• WHAT NEEDS TO BE DONE
Word for word, reproduce the data that follows.

___ RECORD EXCERPTS ___

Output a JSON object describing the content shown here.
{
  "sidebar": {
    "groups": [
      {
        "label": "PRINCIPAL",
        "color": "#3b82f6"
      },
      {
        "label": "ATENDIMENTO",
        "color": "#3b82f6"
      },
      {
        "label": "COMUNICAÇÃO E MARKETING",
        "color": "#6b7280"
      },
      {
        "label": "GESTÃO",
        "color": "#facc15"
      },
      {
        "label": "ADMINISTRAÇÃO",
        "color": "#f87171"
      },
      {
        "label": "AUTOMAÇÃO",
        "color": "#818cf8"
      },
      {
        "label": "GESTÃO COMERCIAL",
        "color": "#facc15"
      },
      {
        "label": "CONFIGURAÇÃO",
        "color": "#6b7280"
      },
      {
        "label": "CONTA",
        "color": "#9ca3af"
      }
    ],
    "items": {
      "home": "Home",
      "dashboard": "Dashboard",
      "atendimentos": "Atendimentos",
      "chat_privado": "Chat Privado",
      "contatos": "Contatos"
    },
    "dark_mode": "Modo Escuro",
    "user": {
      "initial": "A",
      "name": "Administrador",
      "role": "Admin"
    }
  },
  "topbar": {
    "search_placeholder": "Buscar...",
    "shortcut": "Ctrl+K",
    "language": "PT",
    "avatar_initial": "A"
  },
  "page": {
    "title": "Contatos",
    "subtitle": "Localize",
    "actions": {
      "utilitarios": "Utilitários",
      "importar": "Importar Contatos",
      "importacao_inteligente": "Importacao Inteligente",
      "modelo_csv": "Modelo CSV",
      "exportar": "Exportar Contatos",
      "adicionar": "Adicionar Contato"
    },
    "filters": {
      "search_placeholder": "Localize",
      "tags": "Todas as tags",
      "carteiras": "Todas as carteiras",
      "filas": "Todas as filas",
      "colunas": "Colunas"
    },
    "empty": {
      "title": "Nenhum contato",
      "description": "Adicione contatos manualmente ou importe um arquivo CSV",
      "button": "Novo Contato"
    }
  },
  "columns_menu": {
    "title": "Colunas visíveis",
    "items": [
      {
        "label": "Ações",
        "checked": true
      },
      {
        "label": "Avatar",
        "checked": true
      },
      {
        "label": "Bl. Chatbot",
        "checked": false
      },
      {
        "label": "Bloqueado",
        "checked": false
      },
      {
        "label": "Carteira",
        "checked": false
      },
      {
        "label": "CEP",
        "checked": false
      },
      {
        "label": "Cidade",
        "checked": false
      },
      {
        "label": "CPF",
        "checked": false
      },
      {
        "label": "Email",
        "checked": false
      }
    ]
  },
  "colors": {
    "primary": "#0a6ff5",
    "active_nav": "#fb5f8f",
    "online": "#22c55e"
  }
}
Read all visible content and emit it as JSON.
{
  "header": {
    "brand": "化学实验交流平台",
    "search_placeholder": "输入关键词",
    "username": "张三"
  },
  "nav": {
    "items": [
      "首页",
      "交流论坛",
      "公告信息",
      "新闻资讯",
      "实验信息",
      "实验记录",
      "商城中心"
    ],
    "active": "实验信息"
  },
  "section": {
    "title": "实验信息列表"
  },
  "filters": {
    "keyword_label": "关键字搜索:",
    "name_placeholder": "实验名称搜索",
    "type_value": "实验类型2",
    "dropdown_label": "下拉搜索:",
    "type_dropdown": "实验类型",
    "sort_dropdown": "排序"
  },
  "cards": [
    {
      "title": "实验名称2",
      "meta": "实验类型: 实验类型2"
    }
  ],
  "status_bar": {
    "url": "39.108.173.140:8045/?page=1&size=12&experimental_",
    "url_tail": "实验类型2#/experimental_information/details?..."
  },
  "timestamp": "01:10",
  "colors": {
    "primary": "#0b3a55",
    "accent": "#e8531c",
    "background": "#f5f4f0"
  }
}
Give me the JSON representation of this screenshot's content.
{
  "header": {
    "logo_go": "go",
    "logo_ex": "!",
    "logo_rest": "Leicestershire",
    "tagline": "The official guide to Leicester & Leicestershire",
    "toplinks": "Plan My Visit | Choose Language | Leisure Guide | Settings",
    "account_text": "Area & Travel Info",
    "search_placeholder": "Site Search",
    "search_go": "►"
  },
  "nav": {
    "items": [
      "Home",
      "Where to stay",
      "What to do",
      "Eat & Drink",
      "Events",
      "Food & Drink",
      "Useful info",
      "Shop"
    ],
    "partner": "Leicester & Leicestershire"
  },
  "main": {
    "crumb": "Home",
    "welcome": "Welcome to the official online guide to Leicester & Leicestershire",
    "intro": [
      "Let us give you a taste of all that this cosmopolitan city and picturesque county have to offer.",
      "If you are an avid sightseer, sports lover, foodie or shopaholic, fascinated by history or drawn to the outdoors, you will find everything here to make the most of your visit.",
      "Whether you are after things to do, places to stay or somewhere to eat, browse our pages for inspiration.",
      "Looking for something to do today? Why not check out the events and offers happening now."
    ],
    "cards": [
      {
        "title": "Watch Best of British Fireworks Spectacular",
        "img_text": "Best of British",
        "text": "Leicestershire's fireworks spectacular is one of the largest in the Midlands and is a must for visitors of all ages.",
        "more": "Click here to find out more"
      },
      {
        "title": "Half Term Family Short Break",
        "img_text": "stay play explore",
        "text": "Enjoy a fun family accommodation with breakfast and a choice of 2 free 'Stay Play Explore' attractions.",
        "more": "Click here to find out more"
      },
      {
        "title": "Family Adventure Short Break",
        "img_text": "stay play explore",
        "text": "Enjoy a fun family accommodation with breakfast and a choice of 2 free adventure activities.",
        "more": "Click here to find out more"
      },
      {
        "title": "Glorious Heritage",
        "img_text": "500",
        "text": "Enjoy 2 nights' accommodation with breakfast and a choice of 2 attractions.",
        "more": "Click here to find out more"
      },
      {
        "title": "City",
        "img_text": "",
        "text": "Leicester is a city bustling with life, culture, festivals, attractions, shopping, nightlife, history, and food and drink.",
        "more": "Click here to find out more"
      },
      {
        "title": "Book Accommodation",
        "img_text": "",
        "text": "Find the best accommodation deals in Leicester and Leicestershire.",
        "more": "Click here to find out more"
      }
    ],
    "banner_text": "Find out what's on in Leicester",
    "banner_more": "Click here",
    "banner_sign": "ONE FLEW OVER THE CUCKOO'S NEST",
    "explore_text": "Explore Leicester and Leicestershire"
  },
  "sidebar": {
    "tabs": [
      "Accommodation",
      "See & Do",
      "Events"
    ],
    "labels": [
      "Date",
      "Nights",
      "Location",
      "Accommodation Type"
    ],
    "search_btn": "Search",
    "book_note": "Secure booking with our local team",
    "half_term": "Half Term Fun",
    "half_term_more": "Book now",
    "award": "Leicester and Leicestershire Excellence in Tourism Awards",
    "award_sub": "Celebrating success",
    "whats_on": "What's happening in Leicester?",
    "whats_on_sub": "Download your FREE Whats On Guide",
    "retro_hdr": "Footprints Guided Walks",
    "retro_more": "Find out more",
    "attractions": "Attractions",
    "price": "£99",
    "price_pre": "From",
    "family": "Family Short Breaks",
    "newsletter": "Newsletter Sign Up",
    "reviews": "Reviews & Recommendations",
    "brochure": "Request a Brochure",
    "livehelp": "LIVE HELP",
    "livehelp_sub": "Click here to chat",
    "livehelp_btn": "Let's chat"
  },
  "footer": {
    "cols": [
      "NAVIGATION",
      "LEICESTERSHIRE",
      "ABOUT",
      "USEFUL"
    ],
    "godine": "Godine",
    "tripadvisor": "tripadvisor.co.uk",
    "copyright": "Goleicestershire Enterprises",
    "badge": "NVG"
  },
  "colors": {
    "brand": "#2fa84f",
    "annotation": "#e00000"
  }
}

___

• FINAL ANSWER
Output a JSON object describing the content shown here.
{
  "sidebar": {
    "groups": [
      {
        "label": "PRINCIPAL",
        "color": "#3b82f6"
      },
      {
        "label": "ATENDIMENTO",
        "color": "#3b82f6"
      },
      {
        "label": "COMUNICAÇÃO E MARKETING",
        "color": "#6b7280"
      },
      {
        "label": "GESTÃO",
        "color": "#facc15"
      },
      {
        "label": "ADMINISTRAÇÃO",
        "color": "#f87171"
      },
      {
        "label": "AUTOMAÇÃO",
        "color": "#818cf8"
      },
      {
        "label": "GESTÃO COMERCIAL",
        "color": "#facc15"
      },
      {
        "label": "CONFIGURAÇÃO",
        "color": "#6b7280"
      },
      {
        "label": "CONTA",
        "color": "#9ca3af"
      }
    ],
    "items": {
      "home": "Home",
      "dashboard": "Dashboard",
      "atendimentos": "Atendimentos",
      "chat_privado": "Chat Privado",
      "contatos": "Contatos"
    },
    "dark_mode": "Modo Escuro",
    "user": {
      "initial": "A",
      "name": "Administrador",
      "role": "Admin"
    }
  },
  "topbar": {
    "search_placeholder": "Buscar...",
    "shortcut": "Ctrl+K",
    "language": "PT",
    "avatar_initial": "A"
  },
  "page": {
    "title": "Contatos",
    "subtitle": "Localize",
    "actions": {
      "utilitarios": "Utilitários",
      "importar": "Importar Contatos",
      "importacao_inteligente": "Importacao Inteligente",
      "modelo_csv": "Modelo CSV",
      "exportar": "Exportar Contatos",
      "adicionar": "Adicionar Contato"
    },
    "filters": {
      "search_placeholder": "Localize",
      "tags": "Todas as tags",
      "carteiras": "Todas as carteiras",
      "filas": "Todas as filas",
      "colunas": "Colunas"
    },
    "empty": {
      "title": "Nenhum contato",
      "description": "Adicione contatos manualmente ou importe um arquivo CSV",
      "button": "Novo Contato"
    }
  },
  "columns_menu": {
    "title": "Colunas visíveis",
    "items": [
      {
        "label": "Ações",
        "checked": true
      },
      {
        "label": "Avatar",
        "checked": true
      },
      {
        "label": "Bl. Chatbot",
        "checked": false
      },
      {
        "label": "Bloqueado",
        "checked": false
      },
      {
        "label": "Carteira",
        "checked": false
      },
      {
        "label": "CEP",
        "checked": false
      },
      {
        "label": "Cidade",
        "checked": false
      },
      {
        "label": "CPF",
        "checked": false
      },
      {
        "label": "Email",
        "checked": false
      }
    ]
  },
  "colors": {
    "primary": "#0a6ff5",
    "active_nav": "#fb5f8f",
    "online": "#22c55e"
  }
}
Read all visible content and emit it as JSON.
{
  "header": {
    "brand": "化学实验交流平台",
    "search_placeholder": "输入关键词",
    "username": "张三"
  },
  "nav": {
    "items": [
      "首页",
      "交流论坛",
      "公告信息",
      "新闻资讯",
      "实验信息",
      "实验记录",
      "商城中心"
    ],
    "active": "实验信息"
  },
  "section": {
    "title": "实验信息列表"
  },
  "filters": {
    "keyword_label": "关键字搜索:",
    "name_placeholder": "实验名称搜索",
    "type_value": "实验类型2",
    "dropdown_label": "下拉搜索:",
    "type_dropdown": "实验类型",
    "sort_dropdown": "排序"
  },
  "cards": [
    {
      "title": "实验名称2",
      "meta": "实验类型: 实验类型2"
    }
  ],
  "status_bar": {
    "url": "39.108.173.140:8045/?page=1&size=12&experimental_",
    "url_tail": "实验类型2#/experimental_information/details?..."
  },
  "timestamp": "01:10",
  "colors": {
    "primary": "#0b3a55",
    "accent": "#e8531c",
    "background": "#f5f4f0"
  }
}
Give me the JSON representation of this screenshot's content.
{
  "header": {
    "logo_go": "go",
    "logo_ex": "!",
    "logo_rest": "Leicestershire",
    "tagline": "The official guide to Leicester & Leicestershire",
    "toplinks": "Plan My Visit | Choose Language | Leisure Guide | Settings",
    "account_text": "Area & Travel Info",
    "search_placeholder": "Site Search",
    "search_go": "►"
  },
  "nav": {
    "items": [
      "Home",
      "Where to stay",
      "What to do",
      "Eat & Drink",
      "Events",
      "Food & Drink",
      "Useful info",
      "Shop"
    ],
    "partner": "Leicester & Leicestershire"
  },
  "main": {
    "crumb": "Home",
    "welcome": "Welcome to the official online guide to Leicester & Leicestershire",
    "intro": [
      "Let us give you a taste of all that this cosmopolitan city and picturesque county have to offer.",
      "If you are an avid sightseer, sports lover, foodie or shopaholic, fascinated by history or drawn to the outdoors, you will find everything here to make the most of your visit.",
      "Whether you are after things to do, places to stay or somewhere to eat, browse our pages for inspiration.",
      "Looking for something to do today? Why not check out the events and offers happening now."
    ],
    "cards": [
      {
        "title": "Watch Best of British Fireworks Spectacular",
        "img_text": "Best of British",
        "text": "Leicestershire's fireworks spectacular is one of the largest in the Midlands and is a must for visitors of all ages.",
        "more": "Click here to find out more"
      },
      {
        "title": "Half Term Family Short Break",
        "img_text": "stay play explore",
        "text": "Enjoy a fun family accommodation with breakfast and a choice of 2 free 'Stay Play Explore' attractions.",
        "more": "Click here to find out more"
      },
      {
        "title": "Family Adventure Short Break",
        "img_text": "stay play explore",
        "text": "Enjoy a fun family accommodation with breakfast and a choice of 2 free adventure activities.",
        "more": "Click here to find out more"
      },
      {
        "title": "Glorious Heritage",
        "img_text": "500",
        "text": "Enjoy 2 nights' accommodation with breakfast and a choice of 2 attractions.",
        "more": "Click here to find out more"
      },
      {
        "title": "City",
        "img_text": "",
        "text": "Leicester is a city bustling with life, culture, festivals, attractions, shopping, nightlife, history, and food and drink.",
        "more": "Click here to find out more"
      },
      {
        "title": "Book Accommodation",
        "img_text": "",
        "text": "Find the best accommodation deals in Leicester and Leicestershire.",
        "more": "Click here to find out more"
      }
    ],
    "banner_text": "Find out what's on in Leicester",
    "banner_more": "Click here",
    "banner_sign": "ONE FLEW OVER THE CUCKOO'S NEST",
    "explore_text": "Explore Leicester and Leicestershire"
  },
  "sidebar": {
    "tabs": [
      "Accommodation",
      "See & Do",
      "Events"
    ],
    "labels": [
      "Date",
      "Nights",
      "Location",
      "Accommodation Type"
    ],
    "search_btn": "Search",
    "book_note": "Secure booking with our local team",
    "half_term": "Half Term Fun",
    "half_term_more": "Book now",
    "award": "Leicester and Leicestershire Excellence in Tourism Awards",
    "award_sub": "Celebrating success",
    "whats_on": "What's happening in Leicester?",
    "whats_on_sub": "Download your FREE Whats On Guide",
    "retro_hdr": "Footprints Guided Walks",
    "retro_more": "Find out more",
    "attractions": "Attractions",
    "price": "£99",
    "price_pre": "From",
    "family": "Family Short Breaks",
    "newsletter": "Newsletter Sign Up",
    "reviews": "Reviews & Recommendations",
    "brochure": "Request a Brochure",
    "livehelp": "LIVE HELP",
    "livehelp_sub": "Click here to chat",
    "livehelp_btn": "Let's chat"
  },
  "footer": {
    "cols": [
      "NAVIGATION",
      "LEICESTERSHIRE",
      "ABOUT",
      "USEFUL"
    ],
    "godine": "Godine",
    "tripadvisor": "tripadvisor.co.uk",
    "copyright": "Goleicestershire Enterprises",
    "badge": "NVG"
  },
  "colors": {
    "brand": "#2fa84f",
    "annotation": "#e00000"
  }
}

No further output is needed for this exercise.